**TO DO:**
From the records that follow, give the number of lines that include the word "JSON", with no further words.

::: MATERIAL PROVIDED

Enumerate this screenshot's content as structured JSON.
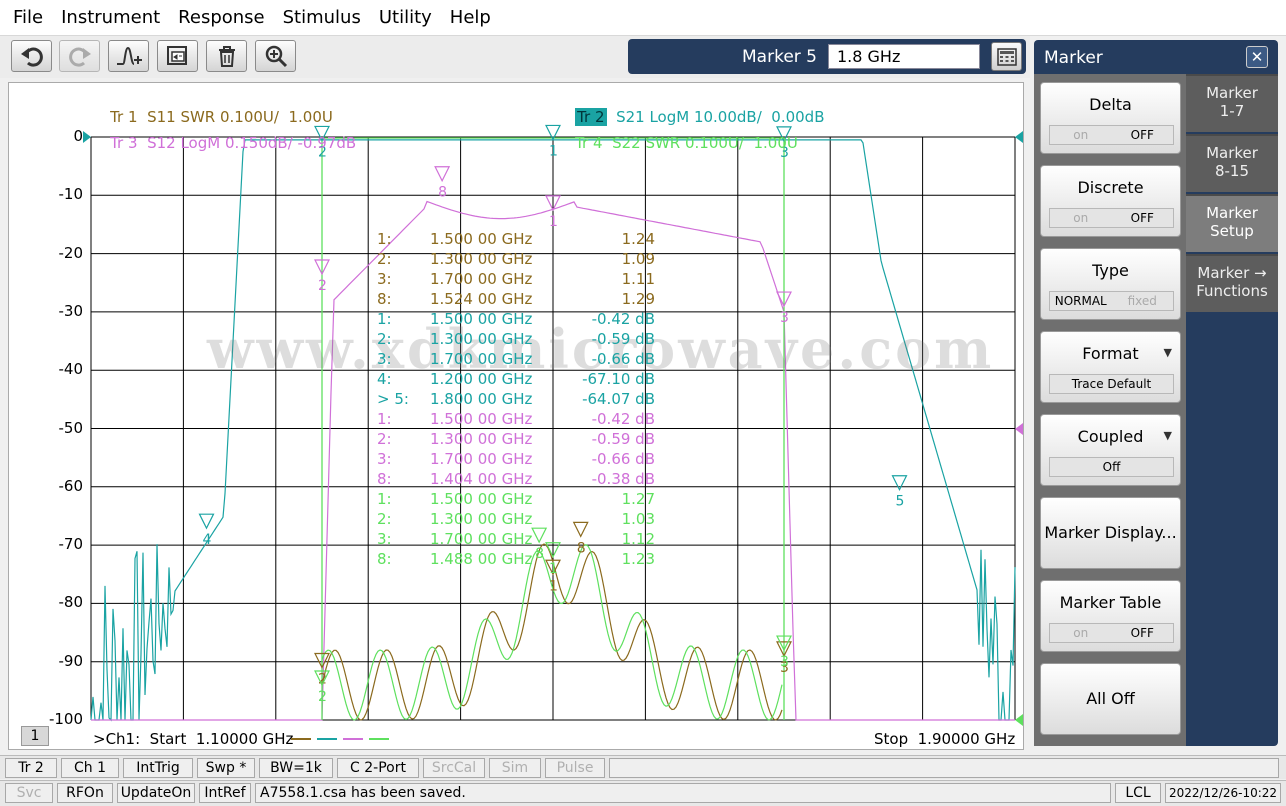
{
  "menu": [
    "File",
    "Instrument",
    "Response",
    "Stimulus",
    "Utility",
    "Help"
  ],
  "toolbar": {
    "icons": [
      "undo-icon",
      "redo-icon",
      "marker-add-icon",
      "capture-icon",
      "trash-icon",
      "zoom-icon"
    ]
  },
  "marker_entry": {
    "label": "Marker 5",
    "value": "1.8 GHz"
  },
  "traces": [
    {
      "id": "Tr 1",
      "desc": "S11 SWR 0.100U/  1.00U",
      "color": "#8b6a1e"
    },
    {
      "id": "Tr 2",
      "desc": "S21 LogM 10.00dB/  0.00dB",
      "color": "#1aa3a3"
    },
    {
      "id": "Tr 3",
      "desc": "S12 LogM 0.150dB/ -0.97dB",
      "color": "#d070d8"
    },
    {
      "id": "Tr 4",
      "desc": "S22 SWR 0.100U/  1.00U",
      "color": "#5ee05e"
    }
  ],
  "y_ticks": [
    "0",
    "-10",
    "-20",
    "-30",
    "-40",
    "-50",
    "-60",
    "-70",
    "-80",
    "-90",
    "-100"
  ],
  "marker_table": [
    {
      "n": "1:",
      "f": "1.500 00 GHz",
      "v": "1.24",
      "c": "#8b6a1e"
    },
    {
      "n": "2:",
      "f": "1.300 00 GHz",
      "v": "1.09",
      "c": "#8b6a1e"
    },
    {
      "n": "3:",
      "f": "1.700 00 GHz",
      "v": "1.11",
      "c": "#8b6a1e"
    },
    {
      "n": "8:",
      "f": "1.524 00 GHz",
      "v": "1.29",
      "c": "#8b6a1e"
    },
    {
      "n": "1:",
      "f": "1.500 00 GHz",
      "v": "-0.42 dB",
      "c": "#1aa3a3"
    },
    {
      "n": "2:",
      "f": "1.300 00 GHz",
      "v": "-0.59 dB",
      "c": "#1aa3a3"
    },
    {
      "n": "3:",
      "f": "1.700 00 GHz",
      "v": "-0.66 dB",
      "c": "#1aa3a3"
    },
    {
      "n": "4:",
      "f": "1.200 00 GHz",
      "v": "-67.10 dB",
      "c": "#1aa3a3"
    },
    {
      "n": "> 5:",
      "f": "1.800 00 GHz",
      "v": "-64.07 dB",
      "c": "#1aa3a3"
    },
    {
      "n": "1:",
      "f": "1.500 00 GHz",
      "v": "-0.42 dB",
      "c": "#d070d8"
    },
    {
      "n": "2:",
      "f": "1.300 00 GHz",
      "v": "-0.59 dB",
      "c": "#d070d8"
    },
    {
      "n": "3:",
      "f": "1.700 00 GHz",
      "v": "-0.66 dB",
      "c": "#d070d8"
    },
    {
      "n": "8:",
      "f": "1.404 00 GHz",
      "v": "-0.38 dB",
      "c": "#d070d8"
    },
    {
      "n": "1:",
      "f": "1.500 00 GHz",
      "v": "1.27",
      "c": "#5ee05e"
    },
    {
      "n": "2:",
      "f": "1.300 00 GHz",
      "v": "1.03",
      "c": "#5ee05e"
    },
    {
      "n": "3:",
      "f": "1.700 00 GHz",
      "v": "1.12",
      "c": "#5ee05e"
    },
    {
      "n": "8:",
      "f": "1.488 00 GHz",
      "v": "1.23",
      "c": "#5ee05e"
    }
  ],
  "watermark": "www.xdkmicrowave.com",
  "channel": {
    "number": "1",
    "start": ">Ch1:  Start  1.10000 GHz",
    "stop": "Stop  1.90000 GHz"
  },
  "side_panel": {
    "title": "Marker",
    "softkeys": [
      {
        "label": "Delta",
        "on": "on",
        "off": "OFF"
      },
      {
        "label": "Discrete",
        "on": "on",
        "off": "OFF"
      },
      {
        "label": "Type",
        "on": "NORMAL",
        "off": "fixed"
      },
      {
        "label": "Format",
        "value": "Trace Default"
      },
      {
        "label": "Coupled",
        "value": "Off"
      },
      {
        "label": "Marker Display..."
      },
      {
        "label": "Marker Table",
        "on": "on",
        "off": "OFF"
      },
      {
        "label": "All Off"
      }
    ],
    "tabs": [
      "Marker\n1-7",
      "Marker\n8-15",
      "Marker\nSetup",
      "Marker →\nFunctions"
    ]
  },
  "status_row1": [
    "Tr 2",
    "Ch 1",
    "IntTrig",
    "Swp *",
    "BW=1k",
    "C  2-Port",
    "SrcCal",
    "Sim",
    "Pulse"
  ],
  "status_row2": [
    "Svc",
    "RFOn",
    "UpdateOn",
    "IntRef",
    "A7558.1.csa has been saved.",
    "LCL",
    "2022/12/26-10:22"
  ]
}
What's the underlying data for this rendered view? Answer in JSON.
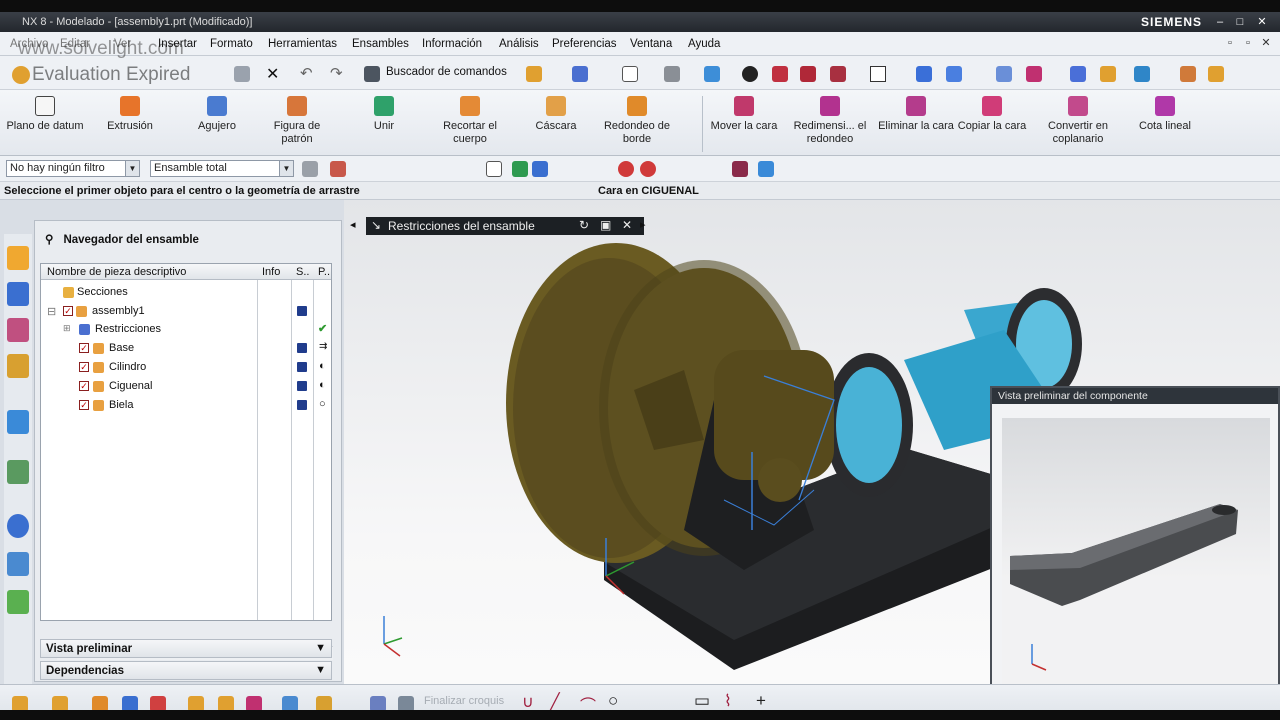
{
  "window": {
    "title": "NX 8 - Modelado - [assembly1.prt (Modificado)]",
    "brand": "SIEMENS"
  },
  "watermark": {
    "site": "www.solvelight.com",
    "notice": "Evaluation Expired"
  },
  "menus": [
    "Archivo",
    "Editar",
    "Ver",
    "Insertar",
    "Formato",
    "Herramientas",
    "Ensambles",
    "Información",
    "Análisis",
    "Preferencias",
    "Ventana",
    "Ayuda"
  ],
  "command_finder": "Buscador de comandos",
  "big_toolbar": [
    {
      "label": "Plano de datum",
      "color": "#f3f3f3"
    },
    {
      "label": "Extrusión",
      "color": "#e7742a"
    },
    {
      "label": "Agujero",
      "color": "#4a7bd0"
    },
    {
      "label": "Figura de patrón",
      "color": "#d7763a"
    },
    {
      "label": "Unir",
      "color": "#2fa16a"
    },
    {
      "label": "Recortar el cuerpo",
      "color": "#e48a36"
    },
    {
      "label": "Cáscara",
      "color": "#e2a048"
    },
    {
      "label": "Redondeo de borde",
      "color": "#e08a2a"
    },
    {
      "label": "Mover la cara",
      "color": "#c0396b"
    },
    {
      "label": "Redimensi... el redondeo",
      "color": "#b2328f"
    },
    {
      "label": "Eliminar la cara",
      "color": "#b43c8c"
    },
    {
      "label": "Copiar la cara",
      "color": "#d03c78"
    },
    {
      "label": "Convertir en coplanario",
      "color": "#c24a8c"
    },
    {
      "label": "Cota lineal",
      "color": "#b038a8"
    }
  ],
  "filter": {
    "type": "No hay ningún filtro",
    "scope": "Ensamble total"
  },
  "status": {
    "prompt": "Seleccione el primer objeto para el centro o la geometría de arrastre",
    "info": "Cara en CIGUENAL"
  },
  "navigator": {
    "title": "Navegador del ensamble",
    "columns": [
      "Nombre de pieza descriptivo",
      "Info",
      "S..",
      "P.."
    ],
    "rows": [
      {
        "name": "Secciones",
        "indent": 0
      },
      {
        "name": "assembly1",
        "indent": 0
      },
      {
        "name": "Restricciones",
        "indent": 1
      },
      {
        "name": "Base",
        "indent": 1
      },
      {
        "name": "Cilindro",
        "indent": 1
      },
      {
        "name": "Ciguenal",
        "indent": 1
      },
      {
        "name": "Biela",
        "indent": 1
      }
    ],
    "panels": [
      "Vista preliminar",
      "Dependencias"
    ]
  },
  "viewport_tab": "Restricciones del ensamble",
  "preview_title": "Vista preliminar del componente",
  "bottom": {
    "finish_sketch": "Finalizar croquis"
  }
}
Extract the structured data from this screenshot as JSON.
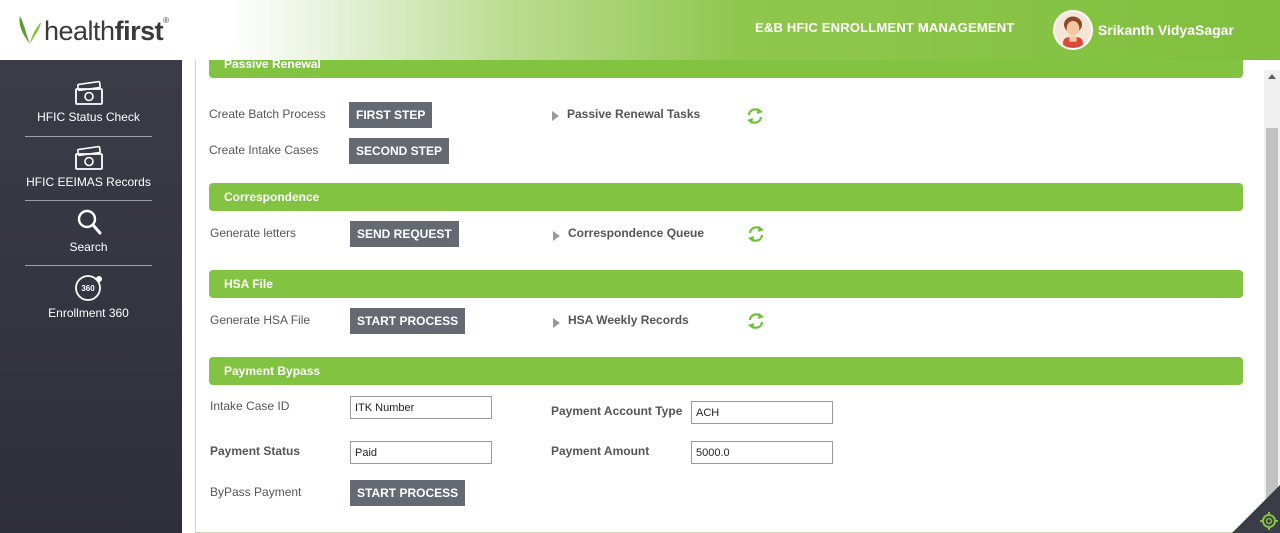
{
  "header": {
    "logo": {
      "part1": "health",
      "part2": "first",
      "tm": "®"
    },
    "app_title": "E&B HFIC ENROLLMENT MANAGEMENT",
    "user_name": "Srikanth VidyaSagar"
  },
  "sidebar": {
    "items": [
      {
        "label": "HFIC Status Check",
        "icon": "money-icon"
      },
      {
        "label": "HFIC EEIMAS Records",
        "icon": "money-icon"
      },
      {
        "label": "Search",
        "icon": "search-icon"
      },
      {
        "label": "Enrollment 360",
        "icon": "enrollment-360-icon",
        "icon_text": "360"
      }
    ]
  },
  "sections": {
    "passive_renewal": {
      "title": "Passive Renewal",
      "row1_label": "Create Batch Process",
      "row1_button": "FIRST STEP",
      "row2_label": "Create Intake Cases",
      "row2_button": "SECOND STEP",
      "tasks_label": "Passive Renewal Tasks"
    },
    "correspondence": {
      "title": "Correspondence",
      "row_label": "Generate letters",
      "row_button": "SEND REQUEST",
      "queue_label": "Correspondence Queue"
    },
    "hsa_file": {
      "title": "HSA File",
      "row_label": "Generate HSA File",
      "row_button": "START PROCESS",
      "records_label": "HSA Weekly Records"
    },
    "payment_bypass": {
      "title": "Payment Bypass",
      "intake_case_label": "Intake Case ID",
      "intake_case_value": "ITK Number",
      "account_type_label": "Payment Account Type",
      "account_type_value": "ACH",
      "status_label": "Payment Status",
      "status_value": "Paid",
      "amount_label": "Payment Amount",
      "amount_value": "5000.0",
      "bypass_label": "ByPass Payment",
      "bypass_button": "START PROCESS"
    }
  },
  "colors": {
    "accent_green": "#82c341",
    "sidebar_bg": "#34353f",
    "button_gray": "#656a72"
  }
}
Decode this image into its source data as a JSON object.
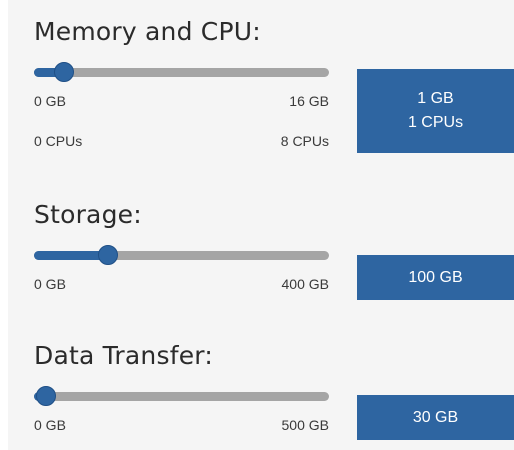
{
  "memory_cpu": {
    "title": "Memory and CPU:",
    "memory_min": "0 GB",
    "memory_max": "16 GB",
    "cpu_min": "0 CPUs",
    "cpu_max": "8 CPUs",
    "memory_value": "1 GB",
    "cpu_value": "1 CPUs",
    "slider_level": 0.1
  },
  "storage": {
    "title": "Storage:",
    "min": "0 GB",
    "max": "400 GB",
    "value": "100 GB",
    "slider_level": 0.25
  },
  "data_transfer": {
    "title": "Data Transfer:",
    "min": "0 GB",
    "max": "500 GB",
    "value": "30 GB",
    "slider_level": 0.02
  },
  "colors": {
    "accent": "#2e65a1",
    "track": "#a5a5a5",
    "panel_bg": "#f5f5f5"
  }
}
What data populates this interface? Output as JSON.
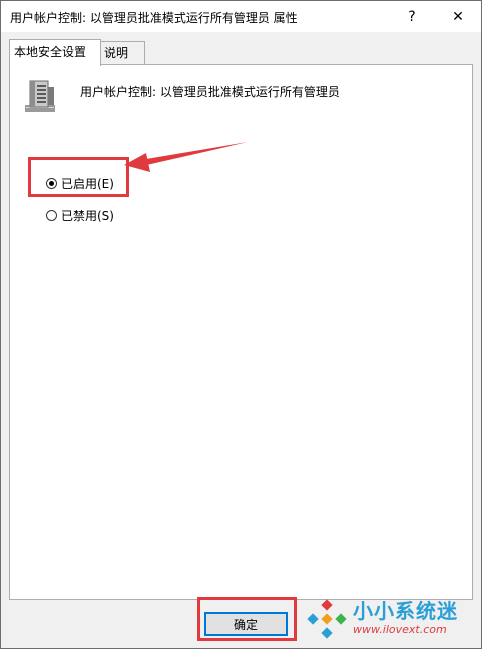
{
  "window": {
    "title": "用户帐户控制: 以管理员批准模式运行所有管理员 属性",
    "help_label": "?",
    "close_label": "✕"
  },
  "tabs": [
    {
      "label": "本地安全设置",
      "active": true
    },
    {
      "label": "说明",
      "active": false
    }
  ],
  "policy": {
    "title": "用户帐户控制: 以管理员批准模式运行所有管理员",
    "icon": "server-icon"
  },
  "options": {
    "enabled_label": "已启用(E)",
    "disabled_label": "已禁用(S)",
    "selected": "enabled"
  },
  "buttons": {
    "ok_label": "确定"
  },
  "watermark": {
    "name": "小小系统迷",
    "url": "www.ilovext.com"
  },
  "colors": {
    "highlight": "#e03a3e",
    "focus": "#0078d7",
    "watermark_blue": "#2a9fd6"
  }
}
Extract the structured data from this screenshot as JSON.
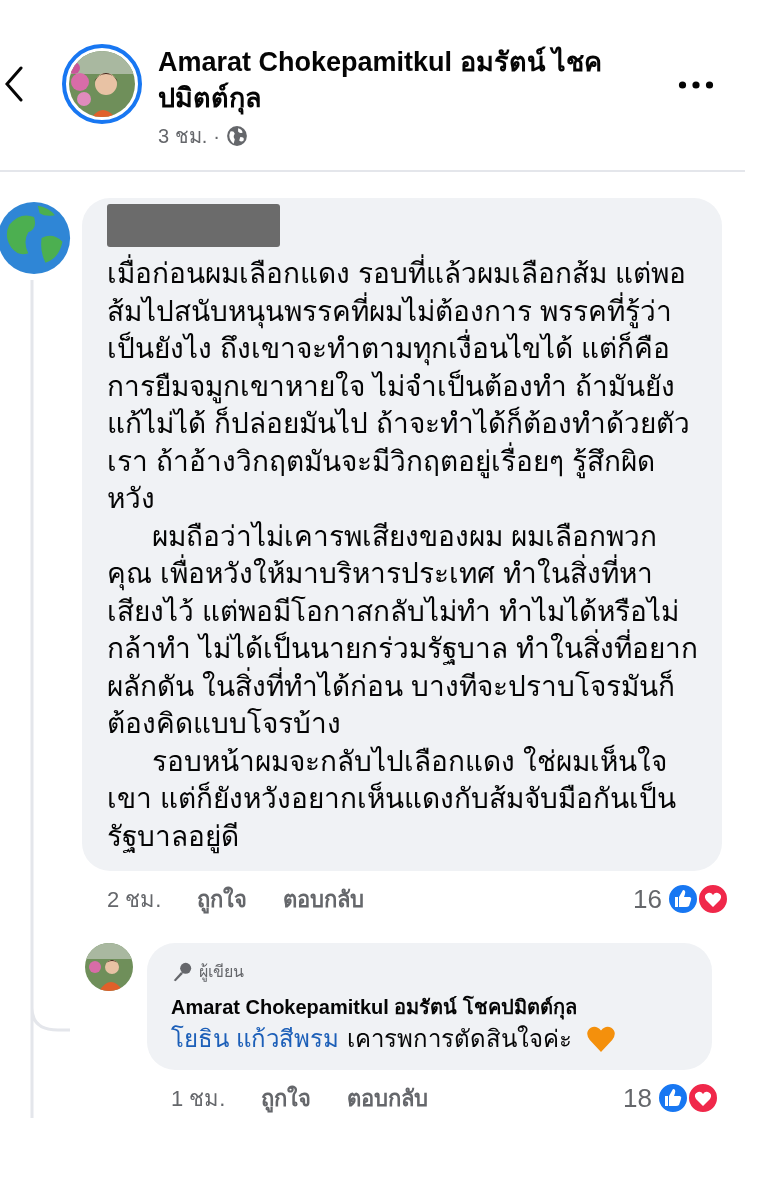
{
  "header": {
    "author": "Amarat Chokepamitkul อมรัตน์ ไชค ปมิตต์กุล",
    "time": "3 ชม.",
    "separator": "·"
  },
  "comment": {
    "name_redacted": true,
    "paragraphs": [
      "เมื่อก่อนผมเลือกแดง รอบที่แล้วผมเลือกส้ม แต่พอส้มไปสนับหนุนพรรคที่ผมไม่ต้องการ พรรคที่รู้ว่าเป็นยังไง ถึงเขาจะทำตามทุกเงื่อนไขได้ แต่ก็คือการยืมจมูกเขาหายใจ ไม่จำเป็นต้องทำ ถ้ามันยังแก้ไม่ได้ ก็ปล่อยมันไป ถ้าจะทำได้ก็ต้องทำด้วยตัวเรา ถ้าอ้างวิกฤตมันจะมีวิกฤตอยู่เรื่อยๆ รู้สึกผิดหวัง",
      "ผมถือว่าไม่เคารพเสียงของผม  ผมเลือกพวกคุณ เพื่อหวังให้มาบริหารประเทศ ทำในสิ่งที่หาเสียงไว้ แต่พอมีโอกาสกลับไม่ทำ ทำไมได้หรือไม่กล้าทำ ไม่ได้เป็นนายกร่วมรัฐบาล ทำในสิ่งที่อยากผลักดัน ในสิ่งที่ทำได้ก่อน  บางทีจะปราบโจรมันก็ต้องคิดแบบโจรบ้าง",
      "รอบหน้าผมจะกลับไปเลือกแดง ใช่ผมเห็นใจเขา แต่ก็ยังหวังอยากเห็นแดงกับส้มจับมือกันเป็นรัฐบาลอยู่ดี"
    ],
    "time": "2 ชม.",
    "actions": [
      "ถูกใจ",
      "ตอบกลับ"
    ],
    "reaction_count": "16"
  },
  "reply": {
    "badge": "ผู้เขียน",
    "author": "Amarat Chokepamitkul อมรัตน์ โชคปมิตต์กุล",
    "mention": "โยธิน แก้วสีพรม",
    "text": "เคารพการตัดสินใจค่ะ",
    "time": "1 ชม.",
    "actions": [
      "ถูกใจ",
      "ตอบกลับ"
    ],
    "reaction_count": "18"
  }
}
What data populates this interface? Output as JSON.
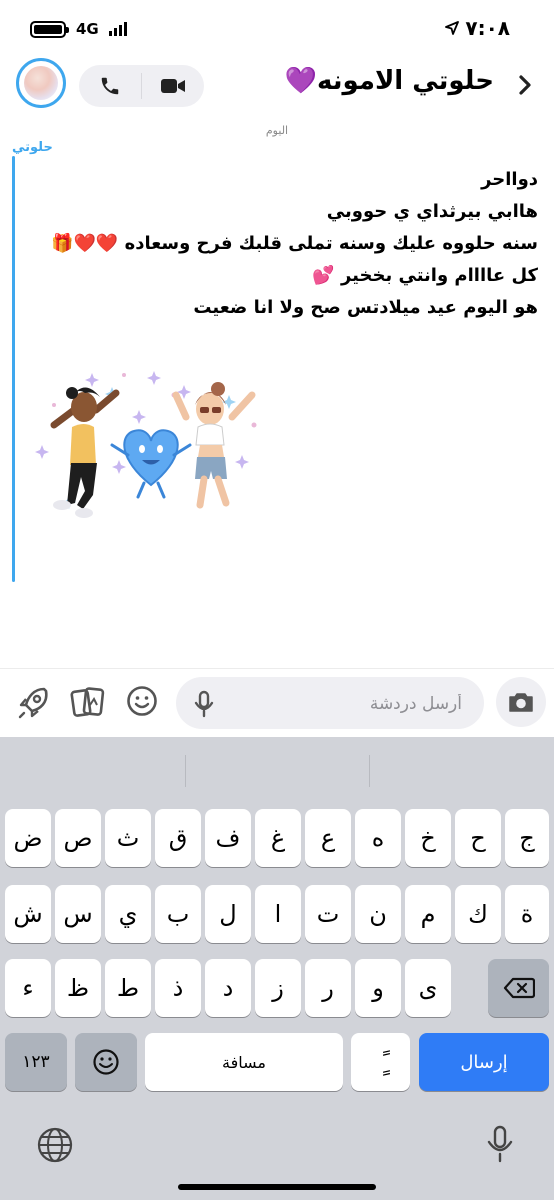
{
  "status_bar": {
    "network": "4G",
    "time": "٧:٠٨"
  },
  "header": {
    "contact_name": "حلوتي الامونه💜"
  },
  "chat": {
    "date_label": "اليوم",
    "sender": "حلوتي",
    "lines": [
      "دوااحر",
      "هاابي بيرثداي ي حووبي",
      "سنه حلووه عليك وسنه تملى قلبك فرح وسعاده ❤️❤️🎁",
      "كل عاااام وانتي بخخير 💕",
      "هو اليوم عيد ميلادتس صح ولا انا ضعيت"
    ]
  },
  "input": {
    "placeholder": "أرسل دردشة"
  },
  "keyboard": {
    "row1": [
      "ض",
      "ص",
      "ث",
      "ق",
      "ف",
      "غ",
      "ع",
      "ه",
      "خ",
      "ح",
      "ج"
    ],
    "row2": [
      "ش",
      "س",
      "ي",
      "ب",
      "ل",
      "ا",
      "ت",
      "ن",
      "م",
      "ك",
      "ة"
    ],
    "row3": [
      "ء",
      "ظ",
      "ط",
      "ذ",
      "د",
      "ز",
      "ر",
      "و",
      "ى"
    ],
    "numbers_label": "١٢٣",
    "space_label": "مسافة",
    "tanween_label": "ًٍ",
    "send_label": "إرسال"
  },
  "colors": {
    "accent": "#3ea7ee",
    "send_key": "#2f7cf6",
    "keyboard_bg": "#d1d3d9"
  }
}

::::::

**EXERCISE RESPONSE:**
7